The history and identity of the Horowhenua coastal town of Foxton is intrinsically linked to the Manawatu River. It was once a bustling port town, with ships loaded with flax, timber and other goods travelling down the river and out to markets in Wellington and beyond. While coastal shipping had largely ceased by the early 20th century, the wharf and the river that it served, was an integral part of the town’s identity and economy. Continue reading
“Round Bush”, an unassuming reserve near the coastal town of Foxton, Manawatu, is a place of great significance – though a casual passer-by would barely notice it, let alone have any sense of this significance.
A description of this remnant swamp forest is thought to be the first recorded account of the botany of the Manawatu. The account was made by E. J. Wakefield, when he passed the mouth of the Manawatu River by ship in February 1840.
He wrote: “As we ran along within two miles of the shore I saw a remarkable grove of high pine trees, near the mouth of a river called Manawatu, or ‘hold breath’, which flows into the sea about twenty-five miles from Kapiti.” Continue reading
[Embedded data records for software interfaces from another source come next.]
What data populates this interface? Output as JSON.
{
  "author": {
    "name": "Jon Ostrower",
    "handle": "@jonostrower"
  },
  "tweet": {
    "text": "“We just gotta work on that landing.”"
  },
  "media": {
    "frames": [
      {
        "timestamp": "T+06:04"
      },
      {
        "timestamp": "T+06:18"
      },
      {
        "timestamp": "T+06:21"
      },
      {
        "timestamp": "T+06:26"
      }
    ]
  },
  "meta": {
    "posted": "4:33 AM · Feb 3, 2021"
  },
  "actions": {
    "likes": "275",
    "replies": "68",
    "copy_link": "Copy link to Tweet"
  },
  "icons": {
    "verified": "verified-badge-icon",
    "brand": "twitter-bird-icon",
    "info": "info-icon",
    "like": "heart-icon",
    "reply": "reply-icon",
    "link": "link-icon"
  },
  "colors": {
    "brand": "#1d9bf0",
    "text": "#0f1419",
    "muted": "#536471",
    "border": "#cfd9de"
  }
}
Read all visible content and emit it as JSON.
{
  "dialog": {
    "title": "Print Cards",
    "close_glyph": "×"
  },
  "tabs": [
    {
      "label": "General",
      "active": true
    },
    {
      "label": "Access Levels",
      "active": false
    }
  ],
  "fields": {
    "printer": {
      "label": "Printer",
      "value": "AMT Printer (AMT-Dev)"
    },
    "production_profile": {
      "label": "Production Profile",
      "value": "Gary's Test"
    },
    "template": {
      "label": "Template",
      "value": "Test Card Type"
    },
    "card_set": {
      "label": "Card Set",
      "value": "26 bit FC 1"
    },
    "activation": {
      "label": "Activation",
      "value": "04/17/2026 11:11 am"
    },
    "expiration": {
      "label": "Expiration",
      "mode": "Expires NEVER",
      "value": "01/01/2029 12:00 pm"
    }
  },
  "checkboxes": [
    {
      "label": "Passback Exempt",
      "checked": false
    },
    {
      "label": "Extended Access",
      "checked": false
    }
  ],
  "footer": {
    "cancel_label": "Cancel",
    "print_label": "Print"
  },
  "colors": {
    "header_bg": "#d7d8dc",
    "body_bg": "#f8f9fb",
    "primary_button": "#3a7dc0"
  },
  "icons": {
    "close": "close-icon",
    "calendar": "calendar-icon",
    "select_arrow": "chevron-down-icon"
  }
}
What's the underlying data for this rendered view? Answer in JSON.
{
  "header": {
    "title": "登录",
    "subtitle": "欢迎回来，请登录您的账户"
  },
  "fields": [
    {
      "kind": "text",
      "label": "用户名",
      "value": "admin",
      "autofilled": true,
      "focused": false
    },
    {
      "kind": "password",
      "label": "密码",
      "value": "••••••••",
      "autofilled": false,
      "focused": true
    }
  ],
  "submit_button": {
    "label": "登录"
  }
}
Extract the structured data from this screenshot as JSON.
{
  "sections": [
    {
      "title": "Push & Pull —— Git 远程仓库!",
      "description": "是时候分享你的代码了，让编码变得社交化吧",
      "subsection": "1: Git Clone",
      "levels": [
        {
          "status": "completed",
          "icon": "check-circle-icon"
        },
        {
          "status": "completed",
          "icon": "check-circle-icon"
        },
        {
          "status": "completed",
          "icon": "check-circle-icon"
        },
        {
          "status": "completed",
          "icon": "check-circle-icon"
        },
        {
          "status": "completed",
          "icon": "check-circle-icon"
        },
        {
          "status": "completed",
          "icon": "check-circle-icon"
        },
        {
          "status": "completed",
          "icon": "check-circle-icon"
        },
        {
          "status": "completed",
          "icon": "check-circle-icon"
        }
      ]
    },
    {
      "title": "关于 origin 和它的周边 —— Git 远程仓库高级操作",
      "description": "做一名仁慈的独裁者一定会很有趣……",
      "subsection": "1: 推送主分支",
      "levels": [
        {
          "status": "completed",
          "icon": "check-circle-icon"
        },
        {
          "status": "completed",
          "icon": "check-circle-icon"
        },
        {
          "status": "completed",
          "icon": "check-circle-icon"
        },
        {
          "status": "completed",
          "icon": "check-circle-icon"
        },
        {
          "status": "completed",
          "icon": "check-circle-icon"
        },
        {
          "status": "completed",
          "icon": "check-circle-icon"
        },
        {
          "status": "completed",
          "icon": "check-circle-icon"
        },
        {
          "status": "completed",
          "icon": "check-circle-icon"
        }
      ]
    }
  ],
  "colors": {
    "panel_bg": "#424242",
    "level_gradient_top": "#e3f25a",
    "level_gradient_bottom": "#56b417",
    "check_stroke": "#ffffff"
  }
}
Growing up in the Manawatu, I took for granted the largely homogeneous dune landscape of Himatangi, Foxton and other west-coast beaches – oblivious to the fact that this was a primarily man-made landscape. As Raewyn Peart explains in “Castles in the Sand”, the appearance of sand dunes have been extensively modified, firstly through deforestation, and then through intensive re-stabilisation efforts from the 1930s onwards. Continue reading